Interface dataset entries:
____________
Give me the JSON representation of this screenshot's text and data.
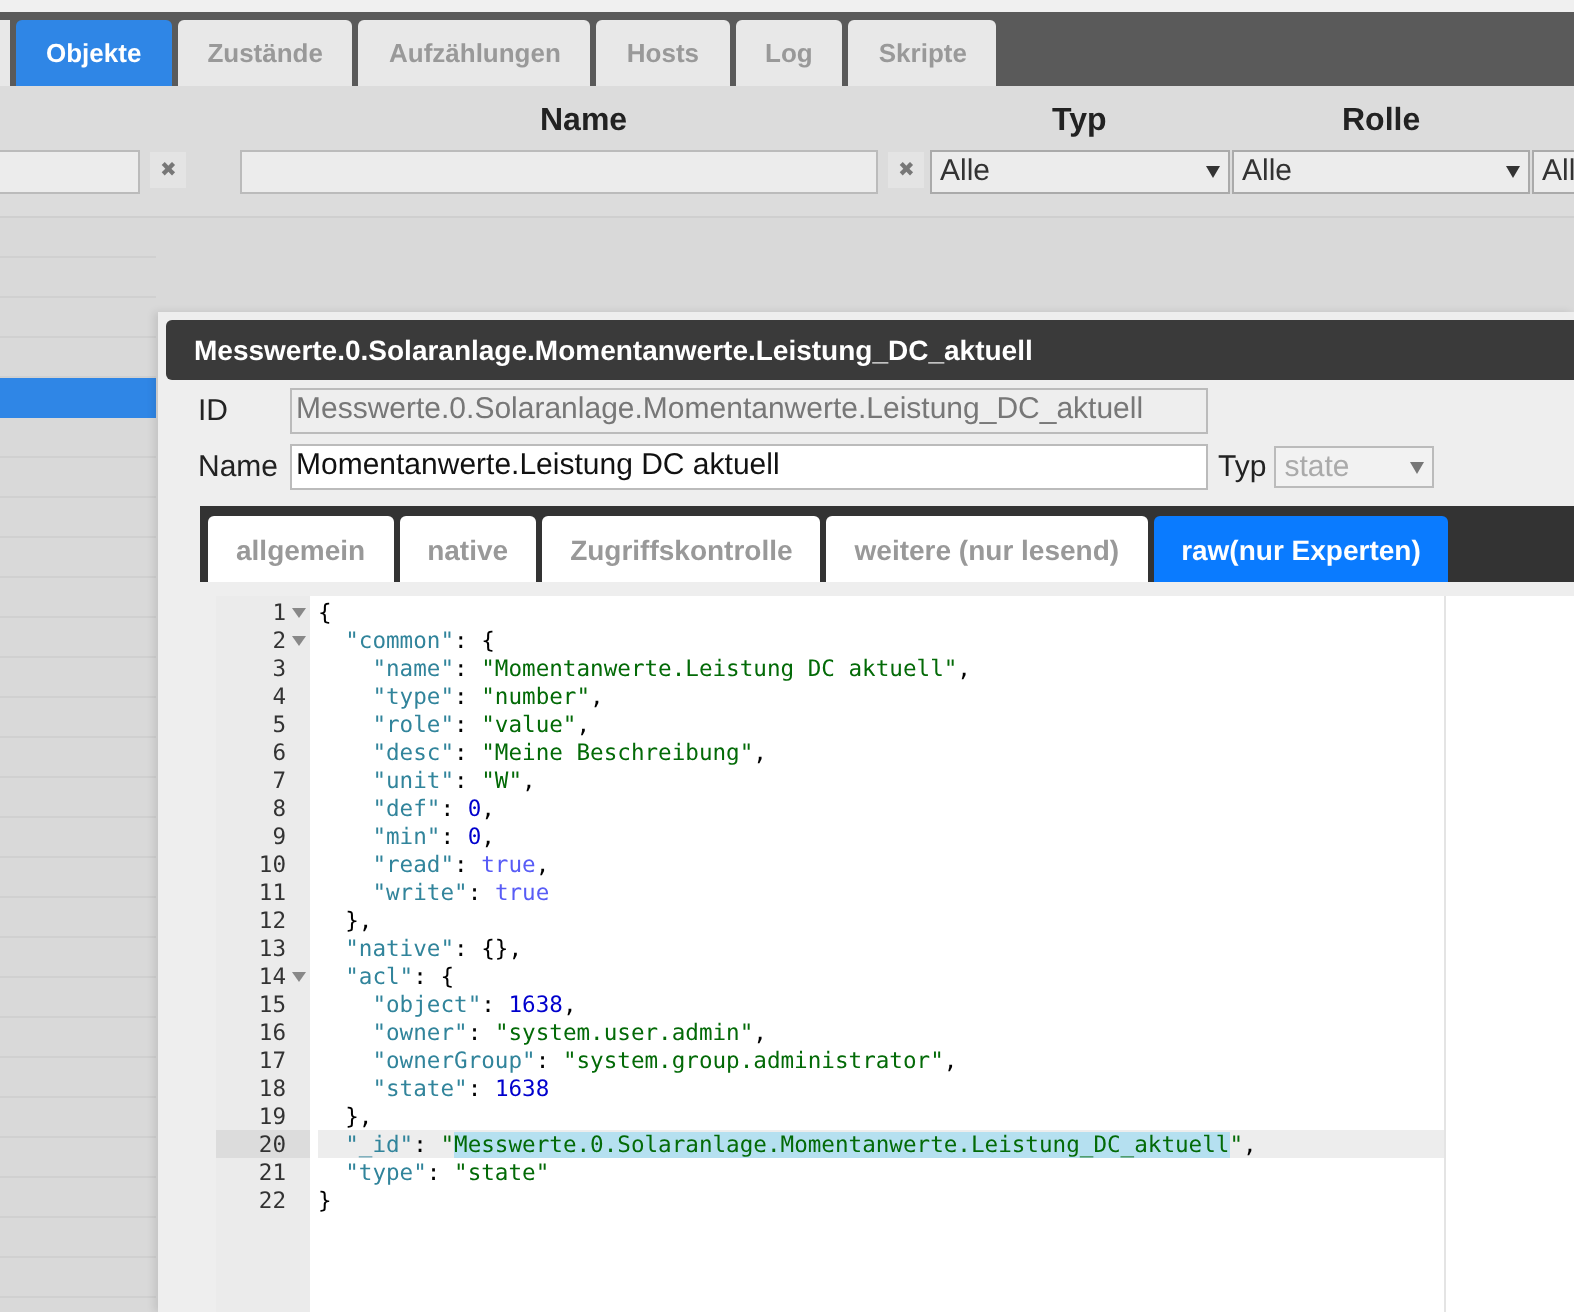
{
  "top_tabs": [
    {
      "label": "Objekte",
      "selected": true
    },
    {
      "label": "Zustände",
      "selected": false
    },
    {
      "label": "Aufzählungen",
      "selected": false
    },
    {
      "label": "Hosts",
      "selected": false
    },
    {
      "label": "Log",
      "selected": false
    },
    {
      "label": "Skripte",
      "selected": false
    }
  ],
  "filters": {
    "name_label": "Name",
    "typ_label": "Typ",
    "rolle_label": "Rolle",
    "clear_buttons": [
      "✖",
      "✖"
    ],
    "typ_select": "Alle",
    "rolle_select": "Alle",
    "extra_select": "All"
  },
  "sidebar": {
    "rows": [
      {
        "selected": false
      },
      {
        "selected": false
      },
      {
        "selected": false
      },
      {
        "selected": false
      },
      {
        "selected": true
      },
      {
        "selected": false
      },
      {
        "selected": false
      },
      {
        "selected": false
      },
      {
        "selected": false
      },
      {
        "selected": false
      },
      {
        "selected": false
      },
      {
        "selected": false
      },
      {
        "selected": false
      },
      {
        "selected": false
      },
      {
        "selected": false
      },
      {
        "selected": false
      },
      {
        "selected": false
      },
      {
        "selected": false
      },
      {
        "selected": false
      },
      {
        "selected": false
      },
      {
        "selected": false
      },
      {
        "selected": false
      },
      {
        "selected": false
      },
      {
        "selected": false
      },
      {
        "selected": false
      },
      {
        "selected": false
      },
      {
        "selected": false
      }
    ]
  },
  "dialog": {
    "title": "Messwerte.0.Solaranlage.Momentanwerte.Leistung_DC_aktuell",
    "id_label": "ID",
    "id_value": "Messwerte.0.Solaranlage.Momentanwerte.Leistung_DC_aktuell",
    "name_label": "Name",
    "name_value": "Momentanwerte.Leistung DC aktuell",
    "typ_label": "Typ",
    "typ_value": "state",
    "typ_disabled": true,
    "tabs": [
      {
        "label": "allgemein",
        "selected": false
      },
      {
        "label": "native",
        "selected": false
      },
      {
        "label": "Zugriffskontrolle",
        "selected": false
      },
      {
        "label": "weitere (nur lesend)",
        "selected": false
      },
      {
        "label": "raw(nur Experten)",
        "selected": true
      }
    ],
    "editor": {
      "lines": [
        {
          "number": "1",
          "foldable": true,
          "active": false,
          "segments": [
            {
              "kind": "punct",
              "text": "{"
            }
          ]
        },
        {
          "number": "2",
          "foldable": true,
          "active": false,
          "segments": [
            {
              "kind": "key",
              "text": "  \"common\""
            },
            {
              "kind": "punct",
              "text": ": {"
            }
          ]
        },
        {
          "number": "3",
          "foldable": false,
          "active": false,
          "segments": [
            {
              "kind": "key",
              "text": "    \"name\""
            },
            {
              "kind": "punct",
              "text": ": "
            },
            {
              "kind": "string",
              "text": "\"Momentanwerte.Leistung DC aktuell\""
            },
            {
              "kind": "punct",
              "text": ","
            }
          ]
        },
        {
          "number": "4",
          "foldable": false,
          "active": false,
          "segments": [
            {
              "kind": "key",
              "text": "    \"type\""
            },
            {
              "kind": "punct",
              "text": ": "
            },
            {
              "kind": "string",
              "text": "\"number\""
            },
            {
              "kind": "punct",
              "text": ","
            }
          ]
        },
        {
          "number": "5",
          "foldable": false,
          "active": false,
          "segments": [
            {
              "kind": "key",
              "text": "    \"role\""
            },
            {
              "kind": "punct",
              "text": ": "
            },
            {
              "kind": "string",
              "text": "\"value\""
            },
            {
              "kind": "punct",
              "text": ","
            }
          ]
        },
        {
          "number": "6",
          "foldable": false,
          "active": false,
          "segments": [
            {
              "kind": "key",
              "text": "    \"desc\""
            },
            {
              "kind": "punct",
              "text": ": "
            },
            {
              "kind": "string",
              "text": "\"Meine Beschreibung\""
            },
            {
              "kind": "punct",
              "text": ","
            }
          ]
        },
        {
          "number": "7",
          "foldable": false,
          "active": false,
          "segments": [
            {
              "kind": "key",
              "text": "    \"unit\""
            },
            {
              "kind": "punct",
              "text": ": "
            },
            {
              "kind": "string",
              "text": "\"W\""
            },
            {
              "kind": "punct",
              "text": ","
            }
          ]
        },
        {
          "number": "8",
          "foldable": false,
          "active": false,
          "segments": [
            {
              "kind": "key",
              "text": "    \"def\""
            },
            {
              "kind": "punct",
              "text": ": "
            },
            {
              "kind": "number",
              "text": "0"
            },
            {
              "kind": "punct",
              "text": ","
            }
          ]
        },
        {
          "number": "9",
          "foldable": false,
          "active": false,
          "segments": [
            {
              "kind": "key",
              "text": "    \"min\""
            },
            {
              "kind": "punct",
              "text": ": "
            },
            {
              "kind": "number",
              "text": "0"
            },
            {
              "kind": "punct",
              "text": ","
            }
          ]
        },
        {
          "number": "10",
          "foldable": false,
          "active": false,
          "segments": [
            {
              "kind": "key",
              "text": "    \"read\""
            },
            {
              "kind": "punct",
              "text": ": "
            },
            {
              "kind": "bool",
              "text": "true"
            },
            {
              "kind": "punct",
              "text": ","
            }
          ]
        },
        {
          "number": "11",
          "foldable": false,
          "active": false,
          "segments": [
            {
              "kind": "key",
              "text": "    \"write\""
            },
            {
              "kind": "punct",
              "text": ": "
            },
            {
              "kind": "bool",
              "text": "true"
            }
          ]
        },
        {
          "number": "12",
          "foldable": false,
          "active": false,
          "segments": [
            {
              "kind": "punct",
              "text": "  },"
            }
          ]
        },
        {
          "number": "13",
          "foldable": false,
          "active": false,
          "segments": [
            {
              "kind": "key",
              "text": "  \"native\""
            },
            {
              "kind": "punct",
              "text": ": {},"
            }
          ]
        },
        {
          "number": "14",
          "foldable": true,
          "active": false,
          "segments": [
            {
              "kind": "key",
              "text": "  \"acl\""
            },
            {
              "kind": "punct",
              "text": ": {"
            }
          ]
        },
        {
          "number": "15",
          "foldable": false,
          "active": false,
          "segments": [
            {
              "kind": "key",
              "text": "    \"object\""
            },
            {
              "kind": "punct",
              "text": ": "
            },
            {
              "kind": "number",
              "text": "1638"
            },
            {
              "kind": "punct",
              "text": ","
            }
          ]
        },
        {
          "number": "16",
          "foldable": false,
          "active": false,
          "segments": [
            {
              "kind": "key",
              "text": "    \"owner\""
            },
            {
              "kind": "punct",
              "text": ": "
            },
            {
              "kind": "string",
              "text": "\"system.user.admin\""
            },
            {
              "kind": "punct",
              "text": ","
            }
          ]
        },
        {
          "number": "17",
          "foldable": false,
          "active": false,
          "segments": [
            {
              "kind": "key",
              "text": "    \"ownerGroup\""
            },
            {
              "kind": "punct",
              "text": ": "
            },
            {
              "kind": "string",
              "text": "\"system.group.administrator\""
            },
            {
              "kind": "punct",
              "text": ","
            }
          ]
        },
        {
          "number": "18",
          "foldable": false,
          "active": false,
          "segments": [
            {
              "kind": "key",
              "text": "    \"state\""
            },
            {
              "kind": "punct",
              "text": ": "
            },
            {
              "kind": "number",
              "text": "1638"
            }
          ]
        },
        {
          "number": "19",
          "foldable": false,
          "active": false,
          "segments": [
            {
              "kind": "punct",
              "text": "  },"
            }
          ]
        },
        {
          "number": "20",
          "foldable": false,
          "active": true,
          "segments": [
            {
              "kind": "key",
              "text": "  \"_id\""
            },
            {
              "kind": "punct",
              "text": ": "
            },
            {
              "kind": "string",
              "text": "\""
            },
            {
              "kind": "selection",
              "text": "Messwerte.0.Solaranlage.Momentanwerte.Leistung_DC_aktuell"
            },
            {
              "kind": "string",
              "text": "\""
            },
            {
              "kind": "punct",
              "text": ","
            }
          ]
        },
        {
          "number": "21",
          "foldable": false,
          "active": false,
          "segments": [
            {
              "kind": "key",
              "text": "  \"type\""
            },
            {
              "kind": "punct",
              "text": ": "
            },
            {
              "kind": "string",
              "text": "\"state\""
            }
          ]
        },
        {
          "number": "22",
          "foldable": false,
          "active": false,
          "segments": [
            {
              "kind": "punct",
              "text": "}"
            }
          ]
        }
      ]
    }
  }
}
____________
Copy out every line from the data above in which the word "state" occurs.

## Task response
    "typ_value": "state",
              "text": "    \"state\""
              "text": "\"state\""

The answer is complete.